Goal of the exercise →
Select, from the material below, each line with "JSON" in it.

The input →
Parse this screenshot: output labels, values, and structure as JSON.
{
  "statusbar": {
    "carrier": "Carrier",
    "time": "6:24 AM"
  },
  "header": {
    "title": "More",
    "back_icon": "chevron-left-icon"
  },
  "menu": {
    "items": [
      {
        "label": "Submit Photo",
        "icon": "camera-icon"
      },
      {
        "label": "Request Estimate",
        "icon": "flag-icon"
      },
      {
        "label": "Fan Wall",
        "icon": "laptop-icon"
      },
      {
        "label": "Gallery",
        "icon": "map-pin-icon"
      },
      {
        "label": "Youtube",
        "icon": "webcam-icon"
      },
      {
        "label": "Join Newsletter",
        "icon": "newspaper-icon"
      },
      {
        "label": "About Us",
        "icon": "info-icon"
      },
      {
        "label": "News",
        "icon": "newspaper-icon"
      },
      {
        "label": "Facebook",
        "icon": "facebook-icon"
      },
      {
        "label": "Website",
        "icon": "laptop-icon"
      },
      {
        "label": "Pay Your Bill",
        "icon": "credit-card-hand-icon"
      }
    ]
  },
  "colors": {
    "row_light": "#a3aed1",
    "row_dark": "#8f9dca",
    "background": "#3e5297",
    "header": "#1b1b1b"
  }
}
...
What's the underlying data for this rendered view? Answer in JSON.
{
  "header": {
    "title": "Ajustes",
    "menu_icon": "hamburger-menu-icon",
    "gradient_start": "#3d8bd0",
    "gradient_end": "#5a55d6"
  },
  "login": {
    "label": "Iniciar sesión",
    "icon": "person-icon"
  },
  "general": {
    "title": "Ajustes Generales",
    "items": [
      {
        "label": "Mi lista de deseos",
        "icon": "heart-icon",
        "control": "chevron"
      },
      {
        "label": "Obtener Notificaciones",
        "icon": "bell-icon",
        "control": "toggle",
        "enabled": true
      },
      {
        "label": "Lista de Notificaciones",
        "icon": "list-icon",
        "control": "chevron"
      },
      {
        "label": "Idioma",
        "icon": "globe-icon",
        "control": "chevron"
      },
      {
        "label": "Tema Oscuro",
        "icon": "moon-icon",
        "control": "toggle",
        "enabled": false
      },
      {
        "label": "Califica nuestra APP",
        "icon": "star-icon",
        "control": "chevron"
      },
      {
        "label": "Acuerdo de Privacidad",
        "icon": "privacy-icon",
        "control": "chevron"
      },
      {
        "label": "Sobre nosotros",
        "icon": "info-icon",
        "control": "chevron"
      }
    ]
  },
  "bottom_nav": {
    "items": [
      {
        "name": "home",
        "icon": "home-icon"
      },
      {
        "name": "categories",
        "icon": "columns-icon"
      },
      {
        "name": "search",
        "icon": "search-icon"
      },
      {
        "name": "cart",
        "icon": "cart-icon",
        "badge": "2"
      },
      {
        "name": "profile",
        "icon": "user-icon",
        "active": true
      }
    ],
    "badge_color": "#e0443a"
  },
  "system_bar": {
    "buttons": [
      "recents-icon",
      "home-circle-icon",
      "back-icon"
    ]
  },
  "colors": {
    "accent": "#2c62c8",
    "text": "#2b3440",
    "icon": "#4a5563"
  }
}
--
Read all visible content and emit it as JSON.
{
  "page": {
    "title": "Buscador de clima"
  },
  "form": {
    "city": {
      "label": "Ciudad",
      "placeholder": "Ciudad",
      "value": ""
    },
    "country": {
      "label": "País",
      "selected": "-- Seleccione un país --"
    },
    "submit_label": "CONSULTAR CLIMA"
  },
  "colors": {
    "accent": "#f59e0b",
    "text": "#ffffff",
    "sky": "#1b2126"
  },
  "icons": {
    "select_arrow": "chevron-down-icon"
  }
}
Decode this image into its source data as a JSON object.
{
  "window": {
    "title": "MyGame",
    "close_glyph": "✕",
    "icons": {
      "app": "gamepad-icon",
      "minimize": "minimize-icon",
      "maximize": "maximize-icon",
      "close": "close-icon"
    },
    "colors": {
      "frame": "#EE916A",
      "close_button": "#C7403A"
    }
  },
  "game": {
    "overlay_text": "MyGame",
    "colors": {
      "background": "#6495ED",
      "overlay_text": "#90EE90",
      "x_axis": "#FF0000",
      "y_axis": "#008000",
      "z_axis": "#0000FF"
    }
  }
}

Response area →
Parse this screenshot: output labels, values, and structure as JSON.
What's the underlying data for this rendered view? Answer in JSON.
Read all visible content and emit it as JSON.
Decode this image into its source data as a JSON object.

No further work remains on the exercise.